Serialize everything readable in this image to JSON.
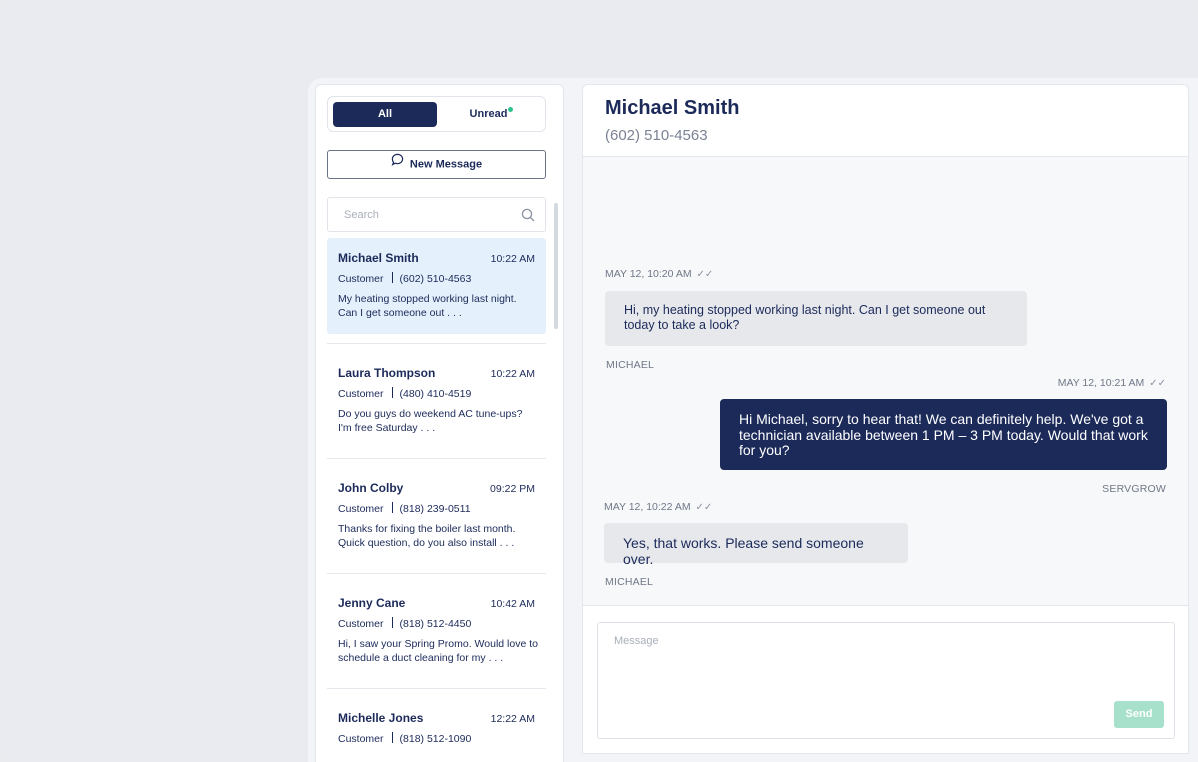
{
  "filters": {
    "all_label": "All",
    "unread_label": "Unread"
  },
  "new_message_label": "New Message",
  "search": {
    "placeholder": "Search"
  },
  "conversations": [
    {
      "name": "Michael Smith",
      "time": "10:22 AM",
      "type": "Customer",
      "phone": "(602) 510-4563",
      "preview": "My heating stopped working last night. Can I get someone out . . ."
    },
    {
      "name": "Laura Thompson",
      "time": "10:22 AM",
      "type": "Customer",
      "phone": "(480) 410-4519",
      "preview": "Do you guys do weekend AC tune-ups? I'm free Saturday  . . ."
    },
    {
      "name": "John Colby",
      "time": "09:22 PM",
      "type": "Customer",
      "phone": "(818) 239-0511",
      "preview": "Thanks for fixing the boiler last month. Quick question, do you also install . . ."
    },
    {
      "name": "Jenny Cane",
      "time": "10:42 AM",
      "type": "Customer",
      "phone": "(818) 512-4450",
      "preview": "Hi, I saw your Spring Promo. Would love to schedule a duct cleaning for my . . ."
    },
    {
      "name": "Michelle Jones",
      "time": "12:22 AM",
      "type": "Customer",
      "phone": "(818) 512-1090",
      "preview": ""
    }
  ],
  "chat": {
    "contact_name": "Michael Smith",
    "contact_phone": "(602) 510-4563",
    "messages": [
      {
        "timestamp": "MAY 12, 10:20 AM",
        "text": "Hi, my heating stopped working last night. Can I get someone out today to take a look?",
        "sender": "MICHAEL"
      },
      {
        "timestamp": "MAY 12, 10:21 AM",
        "text": "Hi Michael, sorry to hear that! We can definitely help. We've got a technician available between 1 PM – 3 PM today. Would that work for you?",
        "sender": "SERVGROW"
      },
      {
        "timestamp": "MAY 12, 10:22 AM",
        "text": "Yes, that works. Please send someone over.",
        "sender": "MICHAEL"
      }
    ],
    "composer_placeholder": "Message",
    "send_label": "Send"
  },
  "colors": {
    "primary": "#1c2a5a",
    "active_row": "#e4f1fc",
    "unread_dot": "#2bc38d",
    "send_disabled": "#a7e0cb"
  }
}
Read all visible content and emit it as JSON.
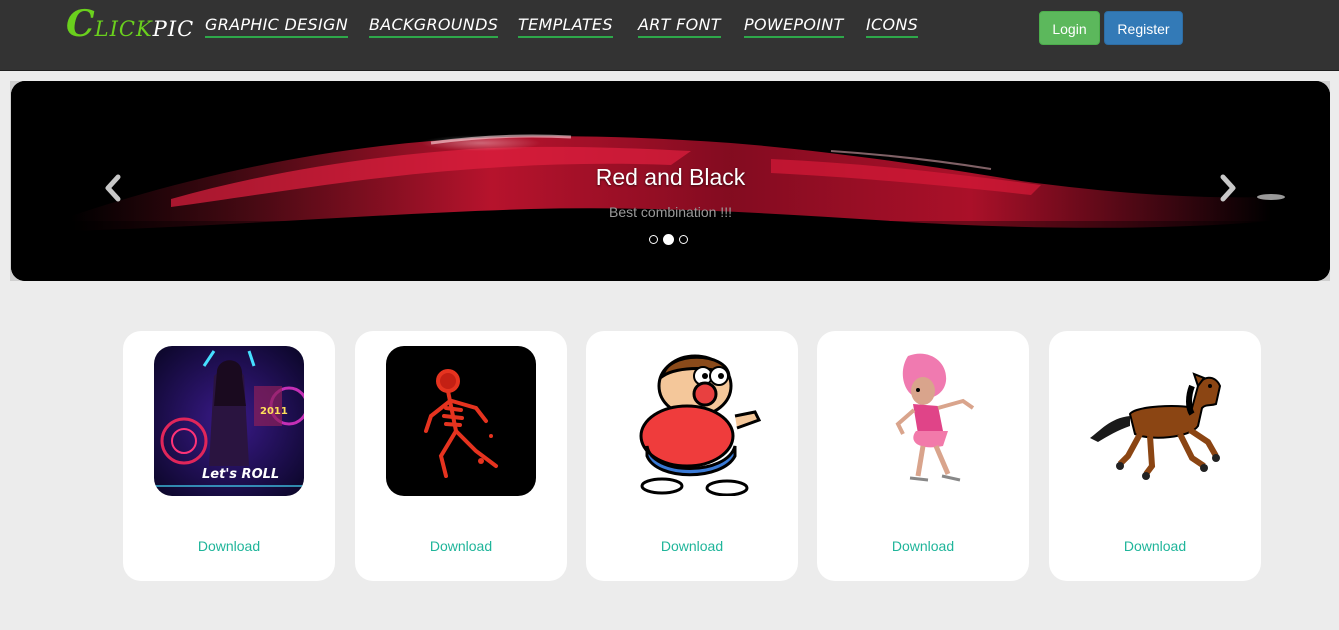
{
  "brand": {
    "c": "C",
    "lick": "LICK",
    "pic": "PIC"
  },
  "nav": {
    "items": [
      "GRAPHIC DESIGN",
      "BACKGROUNDS",
      "TEMPLATES",
      "ART FONT",
      "POWEPOINT",
      "ICONS"
    ]
  },
  "auth": {
    "login": "Login",
    "register": "Register"
  },
  "carousel": {
    "title": "Red and Black",
    "subtitle": "Best combination !!!",
    "slide_count": 3,
    "active_index": 1
  },
  "cards": [
    {
      "download": "Download",
      "thumb": "lets-roll-poster"
    },
    {
      "download": "Download",
      "thumb": "red-skeleton-dancer"
    },
    {
      "download": "Download",
      "thumb": "cartoon-big-nose-boy"
    },
    {
      "download": "Download",
      "thumb": "pink-hair-girl-skater"
    },
    {
      "download": "Download",
      "thumb": "brown-cartoon-horse"
    }
  ],
  "thumb_text": {
    "year": "2011",
    "lets_roll": "Let's ROLL"
  },
  "colors": {
    "navbar": "#333333",
    "brand_green": "#6ad01d",
    "underline_green": "#2ea84a",
    "login_green": "#5cb85c",
    "register_blue": "#337ab7",
    "download_teal": "#1fb59a",
    "page_bg": "#ececec"
  }
}
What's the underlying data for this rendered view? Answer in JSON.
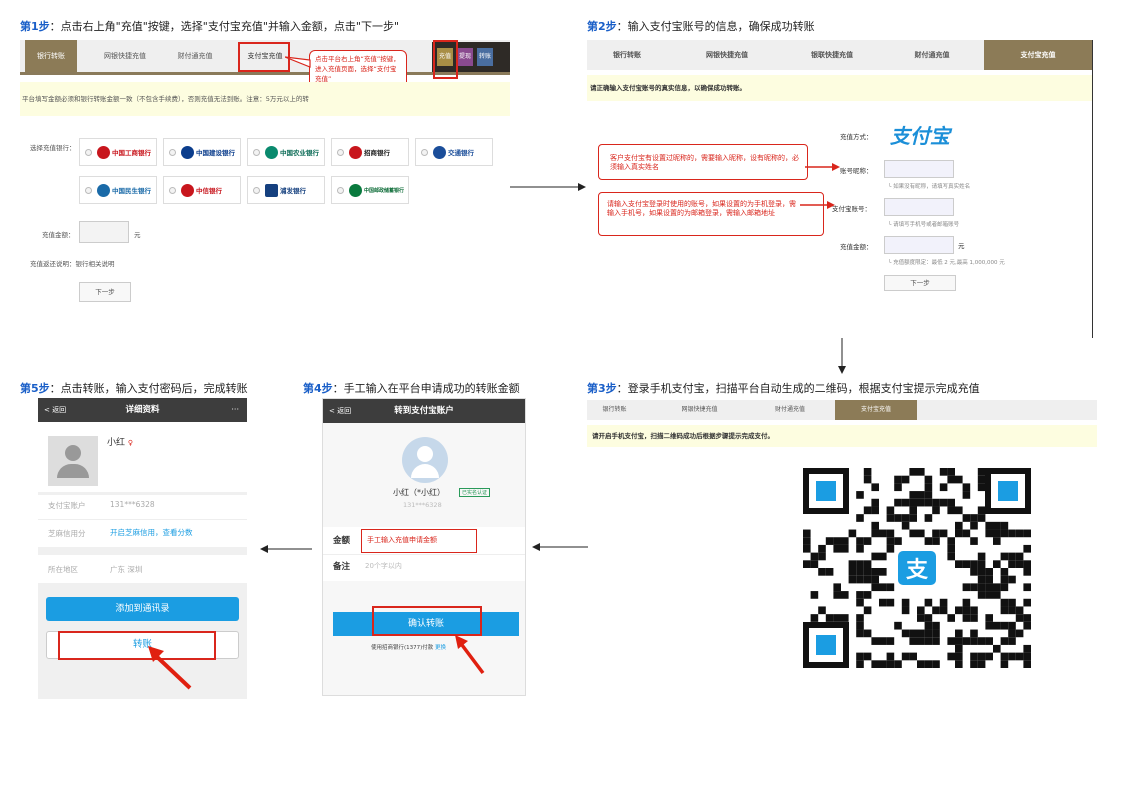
{
  "steps": {
    "s1": {
      "num": "第1步",
      "text": "：点击右上角\"充值\"按键，选择\"支付宝充值\"并输入金额，点击\"下一步\""
    },
    "s2": {
      "num": "第2步",
      "text": "：输入支付宝账号的信息，确保成功转账"
    },
    "s3": {
      "num": "第3步",
      "text": "：登录手机支付宝，扫描平台自动生成的二维码，根据支付宝提示完成充值"
    },
    "s4": {
      "num": "第4步",
      "text": "：手工输入在平台申请成功的转账金额"
    },
    "s5": {
      "num": "第5步",
      "text": "：点击转账，输入支付密码后，完成转账"
    }
  },
  "panel1": {
    "tabs": [
      "银行转账",
      "网银快捷充值",
      "财付通充值",
      "支付宝充值"
    ],
    "top_buttons": [
      "充值",
      "提现",
      "转账"
    ],
    "callout": "点击平台右上角“充值”按键，进入充值页面，选择“支付宝充值”",
    "notice": "平台填写金额必须和银行转账金额一致（不包含手续费），否则充值无法到账。注意：5万元以上的转",
    "select_bank_label": "选择充值银行：",
    "banks": [
      "中国工商银行",
      "中国建设银行",
      "中国农业银行",
      "招商银行",
      "交通银行",
      "中国民生银行",
      "中信银行",
      "浦发银行",
      "中国邮政储蓄银行"
    ],
    "amount_label": "充值金额：",
    "unit": "元",
    "desc_label": "充值返还说明：",
    "desc_value": "银行相关说明",
    "next": "下一步"
  },
  "panel2": {
    "tabs": [
      "银行转账",
      "网银快捷充值",
      "银联快捷充值",
      "财付通充值",
      "支付宝充值"
    ],
    "notice": "请正确输入支付宝账号的真实信息，以确保成功转账。",
    "method_label": "充值方式：",
    "alipay_logo": "支付宝",
    "nickname_label": "账号昵称：",
    "nickname_hint": "如果没有昵称，请填写真实姓名",
    "account_label": "支付宝账号：",
    "account_hint": "请填写手机号或者邮箱账号",
    "amount_label": "充值金额：",
    "unit": "元",
    "amount_hint": "充值额度限定：最低 2 元,最高 1,000,000 元",
    "next": "下一步",
    "note1": "客户支付宝有设置过昵称的，需要输入昵称，设有昵称的，必须输入真实姓名",
    "note2": "请输入支付宝登录时使用的账号，如果设置的为手机登录，需输入手机号，如果设置的为邮箱登录，需输入邮箱地址"
  },
  "panel3": {
    "tabs": [
      "银行转账",
      "网银快捷充值",
      "财付通充值",
      "支付宝充值"
    ],
    "notice": "请开启手机支付宝，扫描二维码成功后根据步骤提示完成支付。"
  },
  "phone4": {
    "back": "返回",
    "title": "转到支付宝账户",
    "name": "小红（*小红）",
    "badge": "已实名认证",
    "account": "131***6328",
    "amount_label": "金额",
    "amount_callout": "手工输入充值申请金额",
    "note_label": "备注",
    "note_placeholder": "20个字以内",
    "confirm": "确认转账",
    "footer": "使用招商银行(1377)付款",
    "change": "更换"
  },
  "phone5": {
    "back": "返回",
    "title": "详细资料",
    "more": "···",
    "name": "小红",
    "acct_label": "支付宝账户",
    "acct_value": "131***6328",
    "credit_label": "芝麻信用分",
    "credit_value": "开启芝麻信用，查看分数",
    "region_label": "所在地区",
    "region_value": "广东 深圳",
    "add_contact": "添加到通讯录",
    "transfer": "转账"
  },
  "colors": {
    "step_blue": "#1a5fc8",
    "tab_brown": "#8c7b57",
    "notice_bg": "#fdfde0",
    "alert_red": "#d9261c",
    "alipay_blue": "#1b9de2"
  }
}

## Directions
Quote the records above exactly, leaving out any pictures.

## Solution to this exercise
Serialize everything readable in this image to JSON.
{
  "filters": {
    "all_label": "All",
    "unread_label": "Unread"
  },
  "new_message_label": "New Message",
  "search": {
    "placeholder": "Search"
  },
  "conversations": [
    {
      "name": "Michael Smith",
      "time": "10:22 AM",
      "type": "Customer",
      "phone": "(602) 510-4563",
      "preview": "My heating stopped working last night. Can I get someone out . . ."
    },
    {
      "name": "Laura Thompson",
      "time": "10:22 AM",
      "type": "Customer",
      "phone": "(480) 410-4519",
      "preview": "Do you guys do weekend AC tune-ups? I'm free Saturday  . . ."
    },
    {
      "name": "John Colby",
      "time": "09:22 PM",
      "type": "Customer",
      "phone": "(818) 239-0511",
      "preview": "Thanks for fixing the boiler last month. Quick question, do you also install . . ."
    },
    {
      "name": "Jenny Cane",
      "time": "10:42 AM",
      "type": "Customer",
      "phone": "(818) 512-4450",
      "preview": "Hi, I saw your Spring Promo. Would love to schedule a duct cleaning for my . . ."
    },
    {
      "name": "Michelle Jones",
      "time": "12:22 AM",
      "type": "Customer",
      "phone": "(818) 512-1090",
      "preview": ""
    }
  ],
  "chat": {
    "contact_name": "Michael Smith",
    "contact_phone": "(602) 510-4563",
    "messages": [
      {
        "timestamp": "MAY 12, 10:20 AM",
        "text": "Hi, my heating stopped working last night. Can I get someone out today to take a look?",
        "sender": "MICHAEL"
      },
      {
        "timestamp": "MAY 12, 10:21 AM",
        "text": "Hi Michael, sorry to hear that! We can definitely help. We've got a technician available between 1 PM – 3 PM today. Would that work for you?",
        "sender": "SERVGROW"
      },
      {
        "timestamp": "MAY 12, 10:22 AM",
        "text": "Yes, that works. Please send someone over.",
        "sender": "MICHAEL"
      }
    ],
    "composer_placeholder": "Message",
    "send_label": "Send"
  },
  "colors": {
    "primary": "#1c2a5a",
    "active_row": "#e4f1fc",
    "unread_dot": "#2bc38d",
    "send_disabled": "#a7e0cb"
  }
}
Read all visible content and emit it as JSON.
{
  "brand": {
    "c": "C",
    "lick": "LICK",
    "pic": "PIC"
  },
  "nav": {
    "items": [
      "GRAPHIC DESIGN",
      "BACKGROUNDS",
      "TEMPLATES",
      "ART FONT",
      "POWEPOINT",
      "ICONS"
    ]
  },
  "auth": {
    "login": "Login",
    "register": "Register"
  },
  "carousel": {
    "title": "Red and Black",
    "subtitle": "Best combination !!!",
    "slide_count": 3,
    "active_index": 1
  },
  "cards": [
    {
      "download": "Download",
      "thumb": "lets-roll-poster"
    },
    {
      "download": "Download",
      "thumb": "red-skeleton-dancer"
    },
    {
      "download": "Download",
      "thumb": "cartoon-big-nose-boy"
    },
    {
      "download": "Download",
      "thumb": "pink-hair-girl-skater"
    },
    {
      "download": "Download",
      "thumb": "brown-cartoon-horse"
    }
  ],
  "thumb_text": {
    "year": "2011",
    "lets_roll": "Let's ROLL"
  },
  "colors": {
    "navbar": "#333333",
    "brand_green": "#6ad01d",
    "underline_green": "#2ea84a",
    "login_green": "#5cb85c",
    "register_blue": "#337ab7",
    "download_teal": "#1fb59a",
    "page_bg": "#ececec"
  }
}
What's the underlying data for this rendered view? Answer in JSON.
{
  "steps": {
    "s1": {
      "num": "第1步",
      "text": "：点击右上角\"充值\"按键，选择\"支付宝充值\"并输入金额，点击\"下一步\""
    },
    "s2": {
      "num": "第2步",
      "text": "：输入支付宝账号的信息，确保成功转账"
    },
    "s3": {
      "num": "第3步",
      "text": "：登录手机支付宝，扫描平台自动生成的二维码，根据支付宝提示完成充值"
    },
    "s4": {
      "num": "第4步",
      "text": "：手工输入在平台申请成功的转账金额"
    },
    "s5": {
      "num": "第5步",
      "text": "：点击转账，输入支付密码后，完成转账"
    }
  },
  "panel1": {
    "tabs": [
      "银行转账",
      "网银快捷充值",
      "财付通充值",
      "支付宝充值"
    ],
    "top_buttons": [
      "充值",
      "提现",
      "转账"
    ],
    "callout": "点击平台右上角“充值”按键，进入充值页面，选择“支付宝充值”",
    "notice": "平台填写金额必须和银行转账金额一致（不包含手续费），否则充值无法到账。注意：5万元以上的转",
    "select_bank_label": "选择充值银行：",
    "banks": [
      "中国工商银行",
      "中国建设银行",
      "中国农业银行",
      "招商银行",
      "交通银行",
      "中国民生银行",
      "中信银行",
      "浦发银行",
      "中国邮政储蓄银行"
    ],
    "amount_label": "充值金额：",
    "unit": "元",
    "desc_label": "充值返还说明：",
    "desc_value": "银行相关说明",
    "next": "下一步"
  },
  "panel2": {
    "tabs": [
      "银行转账",
      "网银快捷充值",
      "银联快捷充值",
      "财付通充值",
      "支付宝充值"
    ],
    "notice": "请正确输入支付宝账号的真实信息，以确保成功转账。",
    "method_label": "充值方式：",
    "alipay_logo": "支付宝",
    "nickname_label": "账号昵称：",
    "nickname_hint": "如果没有昵称，请填写真实姓名",
    "account_label": "支付宝账号：",
    "account_hint": "请填写手机号或者邮箱账号",
    "amount_label": "充值金额：",
    "unit": "元",
    "amount_hint": "充值额度限定：最低 2 元,最高 1,000,000 元",
    "next": "下一步",
    "note1": "客户支付宝有设置过昵称的，需要输入昵称，设有昵称的，必须输入真实姓名",
    "note2": "请输入支付宝登录时使用的账号，如果设置的为手机登录，需输入手机号，如果设置的为邮箱登录，需输入邮箱地址"
  },
  "panel3": {
    "tabs": [
      "银行转账",
      "网银快捷充值",
      "财付通充值",
      "支付宝充值"
    ],
    "notice": "请开启手机支付宝，扫描二维码成功后根据步骤提示完成支付。"
  },
  "phone4": {
    "back": "返回",
    "title": "转到支付宝账户",
    "name": "小红（*小红）",
    "badge": "已实名认证",
    "account": "131***6328",
    "amount_label": "金额",
    "amount_callout": "手工输入充值申请金额",
    "note_label": "备注",
    "note_placeholder": "20个字以内",
    "confirm": "确认转账",
    "footer": "使用招商银行(1377)付款",
    "change": "更换"
  },
  "phone5": {
    "back": "返回",
    "title": "详细资料",
    "more": "···",
    "name": "小红",
    "acct_label": "支付宝账户",
    "acct_value": "131***6328",
    "credit_label": "芝麻信用分",
    "credit_value": "开启芝麻信用，查看分数",
    "region_label": "所在地区",
    "region_value": "广东 深圳",
    "add_contact": "添加到通讯录",
    "transfer": "转账"
  },
  "colors": {
    "step_blue": "#1a5fc8",
    "tab_brown": "#8c7b57",
    "notice_bg": "#fdfde0",
    "alert_red": "#d9261c",
    "alipay_blue": "#1b9de2"
  }
}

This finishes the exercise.